The flight is a regular tour for the National Oceanic and Atmospheric Administration, which charts the coastal changes storms like Sandy cause. The pictures help emergency responders know where they need to go, help coastal managers plan for the future and let homeowners who can't get back yet find out what's left of them.

Thursday's mission, led by pilot Lt. Cmdr. Scott Price, was to chart Sandy's path over New Jersey's decimated southern coast.

Price and pilot Lt. Rebecca Waddington checked cockpit displays for their preplanned flight and took off from Wilmington, Del., using GPS navigation that has the pinpoint accuracy far more precise than found in the average car.

From above, bird's-eye views of the devastation appear through two huge bubble-like windows.

Where the island once separated the bay and the ocean, it's clear from the air that it's all water along Route 35. What used to be roads between the houses are covered in sand.

The Star Jet roller coaster sits in pieces, the boardwalk wiped out.

The images captured are detailed enough that the Federal Emergency Management Agency, instead of going door-to-door to assess damage after tornadoes destroyed areas of Alabama in 2011, often rely on what was shot from the air.

The pictures also help insurance adjusters, scientists and homeowners themselves who may not yet be able to get to their damaged homes.

Price, 35, has been flying the coastal missions after hurricanes and wind events for NOAA for about four years after nine years as a Navy pilot. He also flies hurricane hunters that track the path and intensity of growing storms.

"I get to see both sides, and unfortunately collect imagery on the back side," said Price.

Once back on the ground about four hours later, the crew carefully checks the plane, covers the intakes to keep the clean.

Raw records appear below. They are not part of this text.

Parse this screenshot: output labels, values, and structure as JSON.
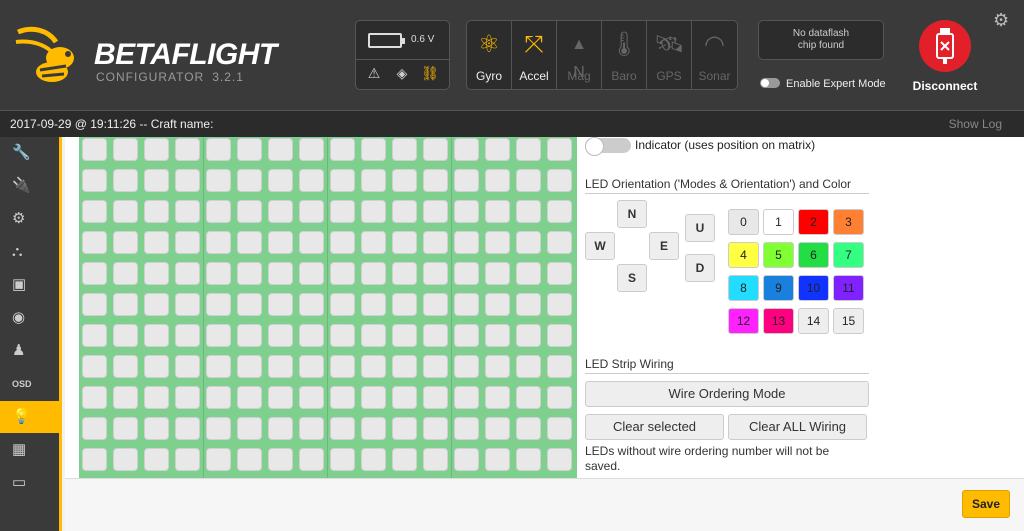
{
  "app": {
    "brand": "BETAFLIGHT",
    "subtitle": "CONFIGURATOR",
    "version": "3.2.1"
  },
  "battery": {
    "voltage": "0.6 V",
    "icons": [
      "warning-icon",
      "diamond-icon",
      "link-icon"
    ]
  },
  "sensors": [
    {
      "label": "Gyro",
      "state": "on"
    },
    {
      "label": "Accel",
      "state": "on"
    },
    {
      "label": "Mag",
      "state": "off"
    },
    {
      "label": "Baro",
      "state": "off"
    },
    {
      "label": "GPS",
      "state": "off"
    },
    {
      "label": "Sonar",
      "state": "off"
    }
  ],
  "dataflash": {
    "line1": "No dataflash",
    "line2": "chip found"
  },
  "expert_mode": {
    "label": "Enable Expert Mode"
  },
  "connection": {
    "disconnect_label": "Disconnect"
  },
  "status": {
    "time_text": "2017-09-29 @ 19:11:26 -- Craft name:",
    "show_log": "Show Log"
  },
  "sidebar": {
    "items": [
      {
        "name": "setup",
        "icon": "wrench-icon"
      },
      {
        "name": "ports",
        "icon": "plug-icon"
      },
      {
        "name": "configuration",
        "icon": "gear-icon"
      },
      {
        "name": "failsafe",
        "icon": "tree-icon"
      },
      {
        "name": "receiver",
        "icon": "robot-icon"
      },
      {
        "name": "modes",
        "icon": "toggle-icon"
      },
      {
        "name": "motors",
        "icon": "motor-icon"
      },
      {
        "name": "osd",
        "icon": "osd-icon"
      },
      {
        "name": "led-strip",
        "icon": "bulb-icon",
        "active": true
      },
      {
        "name": "blackbox",
        "icon": "chip-icon"
      },
      {
        "name": "cli",
        "icon": "terminal-icon"
      }
    ]
  },
  "led_grid": {
    "rows": 11,
    "cols": 16
  },
  "indicator": {
    "label": "Indicator (uses position on matrix)"
  },
  "orientation": {
    "title": "LED Orientation ('Modes & Orientation') and Color",
    "directions": [
      "N",
      "W",
      "E",
      "S",
      "U",
      "D"
    ],
    "colors": [
      {
        "label": "0",
        "hex": "#e8e8e8"
      },
      {
        "label": "1",
        "hex": "#ffffff"
      },
      {
        "label": "2",
        "hex": "#ff0000"
      },
      {
        "label": "3",
        "hex": "#ff8033"
      },
      {
        "label": "4",
        "hex": "#ffff44"
      },
      {
        "label": "5",
        "hex": "#80ff33"
      },
      {
        "label": "6",
        "hex": "#22dd44"
      },
      {
        "label": "7",
        "hex": "#33ff80"
      },
      {
        "label": "8",
        "hex": "#22ddff"
      },
      {
        "label": "9",
        "hex": "#1a80dd"
      },
      {
        "label": "10",
        "hex": "#1133ff"
      },
      {
        "label": "11",
        "hex": "#8022ff"
      },
      {
        "label": "12",
        "hex": "#ff22ff"
      },
      {
        "label": "13",
        "hex": "#ff0080"
      },
      {
        "label": "14",
        "hex": "#eeeeee"
      },
      {
        "label": "15",
        "hex": "#eeeeee"
      }
    ]
  },
  "wiring": {
    "title": "LED Strip Wiring",
    "wire_mode": "Wire Ordering Mode",
    "clear_selected": "Clear selected",
    "clear_all": "Clear ALL Wiring",
    "note": "LEDs without wire ordering number will not be saved."
  },
  "footer": {
    "save": "Save"
  },
  "theme": {
    "accent": "#ffbb00",
    "grid": "#7fcf8f",
    "disconnect": "#e2202a"
  }
}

A new mission awaits on Friday: The crew will head to New York's Long Island to see what Sandy left there.